You can't legally punch a man for calling you the N-word. Not on a basketball court, not in the streets, not in a house, not with a mouse. ESPN has been mangling the fighting words doctrine all weekend. It's there to discourage dueling, not to give people a license to brawl.
Don't get me wrong, I've shoved people who called me the N-word. But let's be clear, what one can do and what one is allowed to do are often two different things...
For the purposes of this article, let's assume that Texas Tech super fan Jeff Orr said the worst possible thing to Marcus Smart. Orr has his version and Smart has his version and a lot of commentators seem to think that it's terribly important who said what. If you are interested in labeling Smart as a "bad guy" or a "frustrated kid," I suppose it does. But legally it really doesn't matter. Ouchy words are not legal justification for assault.
Incredibly, the "fighting words doctrine" that gets bandied about in situations like this stems from a 70-year-old Supreme Court case that couldn't be more irrelevant to the times we live in. In 1942, the Court decided in Chaplinsky v. New Hampshire that words "which by their very utterance inflict injury or tend to incite an immediate breach of the peace" were an exception to "freedom of speech."
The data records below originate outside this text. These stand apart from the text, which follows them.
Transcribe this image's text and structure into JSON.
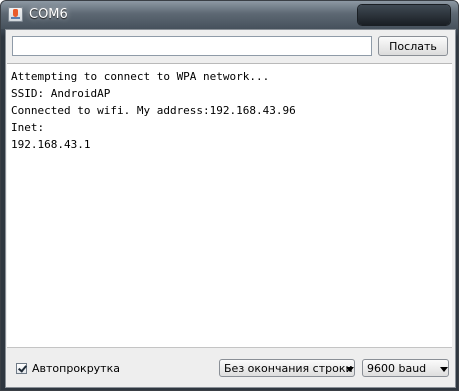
{
  "window": {
    "title": "COM6"
  },
  "send": {
    "input_value": "",
    "button_label": "Послать"
  },
  "console": {
    "lines": [
      "Attempting to connect to WPA network...",
      "SSID: AndroidAP",
      "Connected to wifi. My address:192.168.43.96",
      "Inet:",
      "192.168.43.1"
    ]
  },
  "status": {
    "autoscroll_label": "Автопрокрутка",
    "autoscroll_checked": true,
    "line_ending": "Без окончания строки",
    "baud_rate": "9600 baud"
  },
  "icons": {
    "app": "arduino-app-icon",
    "checkbox": "checkmark-icon",
    "dropdown": "dropdown-arrow-icon"
  }
}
So right there we see that fighting words are not words which allow you to start a fight. They are words so awful that a person can be arrested for saying them. Since arresting people for running their mouths off is something that doesn't feel entirely American, the fighting words doctrine isn't invoked very often in criminal cases.
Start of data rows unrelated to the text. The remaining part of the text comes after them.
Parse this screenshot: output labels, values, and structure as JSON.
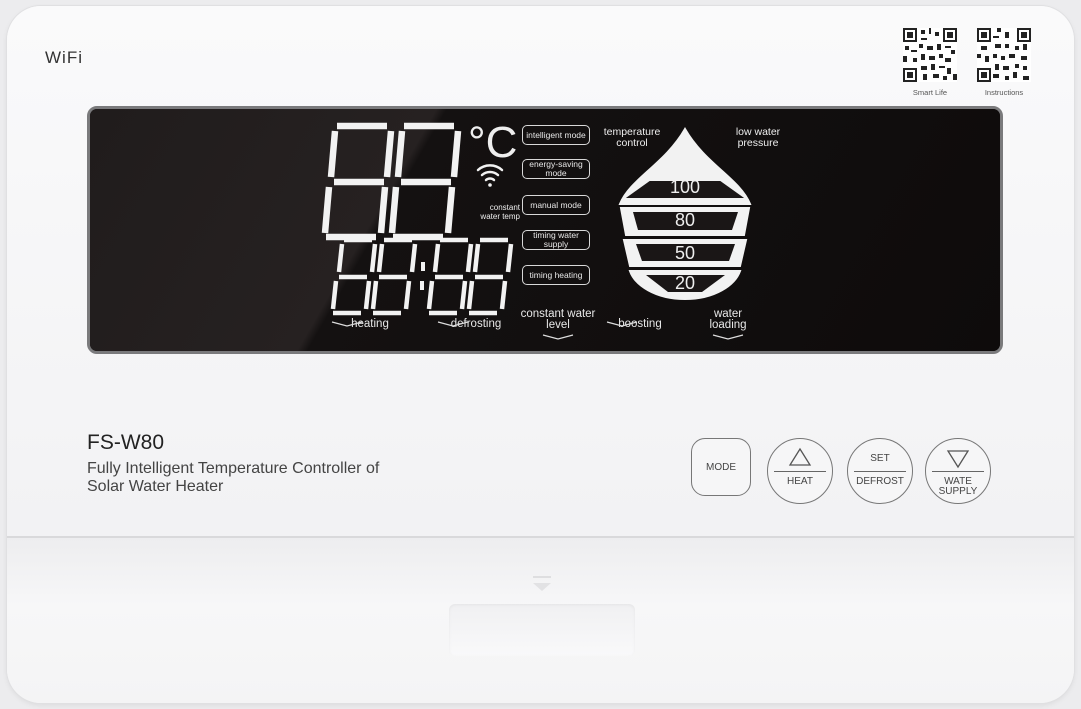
{
  "header": {
    "wifi_label": "WiFi",
    "qr_left_caption": "Smart Life",
    "qr_right_caption": "Instructions"
  },
  "lcd": {
    "unit": "°C",
    "constant_water_temp": [
      "constant",
      "water temp"
    ],
    "modes": [
      {
        "label": "intelligent mode"
      },
      {
        "label": "energy-saving mode"
      },
      {
        "label": "manual mode"
      },
      {
        "label": "timing water supply"
      },
      {
        "label": "timing heating"
      }
    ],
    "temperature_control": [
      "temperature",
      "control"
    ],
    "low_water_pressure": [
      "low water",
      "pressure"
    ],
    "water_levels": [
      "100",
      "80",
      "50",
      "20"
    ],
    "bottom_labels": [
      "heating",
      "defrosting",
      "constant water level",
      "boosting",
      "water loading"
    ]
  },
  "product": {
    "model": "FS-W80",
    "description_line1": "Fully Intelligent Temperature Controller of",
    "description_line2": "Solar Water Heater"
  },
  "buttons": {
    "mode": "MODE",
    "heat_label": "HEAT",
    "set_label": "SET",
    "defrost_label": "DEFROST",
    "wate_label": "WATE",
    "supply_label": "SUPPLY"
  },
  "icons": [
    "wifi-icon",
    "up-triangle-icon",
    "down-triangle-icon",
    "chevron-down-icon",
    "qr-code-icon"
  ]
}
Here's a great piece on how we got here in the first place. Fighting words statutes were adopted to prevent dueling. In a world where "men of honor" could not be expected to turn the other cheek, laws were adopted to prohibit the speaker from saying things such as "your mother was a hamster and your father smelt of elderberries." Insults so terrible that only gunfire could resolve the dispute.
Now that we have the internet, it would be unreasonable to shoot everybody who insulted you. If fighting words comes up at all in a legal proceeding, it's now used to prevent the Klan from getting a permit to rally in your town. Fighting words can also be used to mitigate a charge of murder. No, that doesn't mean you can kill people who insult you — it means that if you do, you might be able to get the charge bussed down to manslaughter. Still, you're going to jail.
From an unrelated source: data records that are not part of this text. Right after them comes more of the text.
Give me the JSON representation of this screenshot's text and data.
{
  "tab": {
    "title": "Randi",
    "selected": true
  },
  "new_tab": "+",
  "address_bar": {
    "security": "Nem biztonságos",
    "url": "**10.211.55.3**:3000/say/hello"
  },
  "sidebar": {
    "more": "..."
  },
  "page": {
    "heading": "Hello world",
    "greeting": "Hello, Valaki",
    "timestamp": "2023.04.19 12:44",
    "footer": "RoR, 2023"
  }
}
It's this mitigation of offense aspect that people seem to be thinking about in the Marcus Smart situation. If he shoved the guy for no reason... "Ack!" But if Orr said something really terrible to him, we can understand.
I do understand, but it's important to note that there is no legal standard that suborns violence based on speech. That's the state of the law, even though I don't always agree with it. If somebody came rolling up to me with a filthy mouth, I very well might lay him out (or, you know, try to). But that "to duel or not" decision matrix wouldn't be about whether the words rose to legal provocation for violence. Those words do not exist. Instead, I'd be thinking about whether my own sense of honor was worth the legal consequences of my actions.
Instead of fighting words, we should call them "jailable words," as in "these words are enough for me to go to jail over." And those are probably different for everybody.